(Dataset rows for apps and sites)
::::::::::
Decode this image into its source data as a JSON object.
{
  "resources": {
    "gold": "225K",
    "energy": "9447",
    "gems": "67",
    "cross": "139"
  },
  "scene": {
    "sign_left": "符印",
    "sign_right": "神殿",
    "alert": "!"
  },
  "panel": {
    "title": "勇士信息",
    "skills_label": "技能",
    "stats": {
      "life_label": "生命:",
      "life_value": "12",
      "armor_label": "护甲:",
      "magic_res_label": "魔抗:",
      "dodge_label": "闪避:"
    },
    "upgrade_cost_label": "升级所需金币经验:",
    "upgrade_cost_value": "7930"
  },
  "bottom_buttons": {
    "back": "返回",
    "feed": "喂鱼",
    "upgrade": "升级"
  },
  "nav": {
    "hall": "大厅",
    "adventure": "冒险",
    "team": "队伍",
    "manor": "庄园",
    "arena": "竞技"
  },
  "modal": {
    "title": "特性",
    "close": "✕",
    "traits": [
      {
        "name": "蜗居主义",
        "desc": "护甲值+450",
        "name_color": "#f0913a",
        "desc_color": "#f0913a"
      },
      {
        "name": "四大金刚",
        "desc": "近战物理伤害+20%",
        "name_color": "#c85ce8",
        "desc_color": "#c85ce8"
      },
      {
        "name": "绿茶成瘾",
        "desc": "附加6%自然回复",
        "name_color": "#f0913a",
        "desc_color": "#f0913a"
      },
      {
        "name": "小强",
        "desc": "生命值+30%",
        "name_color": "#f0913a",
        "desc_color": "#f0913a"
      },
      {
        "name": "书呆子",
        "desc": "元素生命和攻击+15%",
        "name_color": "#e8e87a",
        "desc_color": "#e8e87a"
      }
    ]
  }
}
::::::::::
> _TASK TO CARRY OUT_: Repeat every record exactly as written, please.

> _RESULT_:
Decode this image into its source data as a JSON object.
{
  "resources": {
    "gold": "225K",
    "energy": "9447",
    "gems": "67",
    "cross": "139"
  },
  "scene": {
    "sign_left": "符印",
    "sign_right": "神殿",
    "alert": "!"
  },
  "panel": {
    "title": "勇士信息",
    "skills_label": "技能",
    "stats": {
      "life_label": "生命:",
      "life_value": "12",
      "armor_label": "护甲:",
      "magic_res_label": "魔抗:",
      "dodge_label": "闪避:"
    },
    "upgrade_cost_label": "升级所需金币经验:",
    "upgrade_cost_value": "7930"
  },
  "bottom_buttons": {
    "back": "返回",
    "feed": "喂鱼",
    "upgrade": "升级"
  },
  "nav": {
    "hall": "大厅",
    "adventure": "冒险",
    "team": "队伍",
    "manor": "庄园",
    "arena": "竞技"
  },
  "modal": {
    "title": "特性",
    "close": "✕",
    "traits": [
      {
        "name": "蜗居主义",
        "desc": "护甲值+450",
        "name_color": "#f0913a",
        "desc_color": "#f0913a"
      },
      {
        "name": "四大金刚",
        "desc": "近战物理伤害+20%",
        "name_color": "#c85ce8",
        "desc_color": "#c85ce8"
      },
      {
        "name": "绿茶成瘾",
        "desc": "附加6%自然回复",
        "name_color": "#f0913a",
        "desc_color": "#f0913a"
      },
      {
        "name": "小强",
        "desc": "生命值+30%",
        "name_color": "#f0913a",
        "desc_color": "#f0913a"
      },
      {
        "name": "书呆子",
        "desc": "元素生命和攻击+15%",
        "name_color": "#e8e87a",
        "desc_color": "#e8e87a"
      }
    ]
  }
}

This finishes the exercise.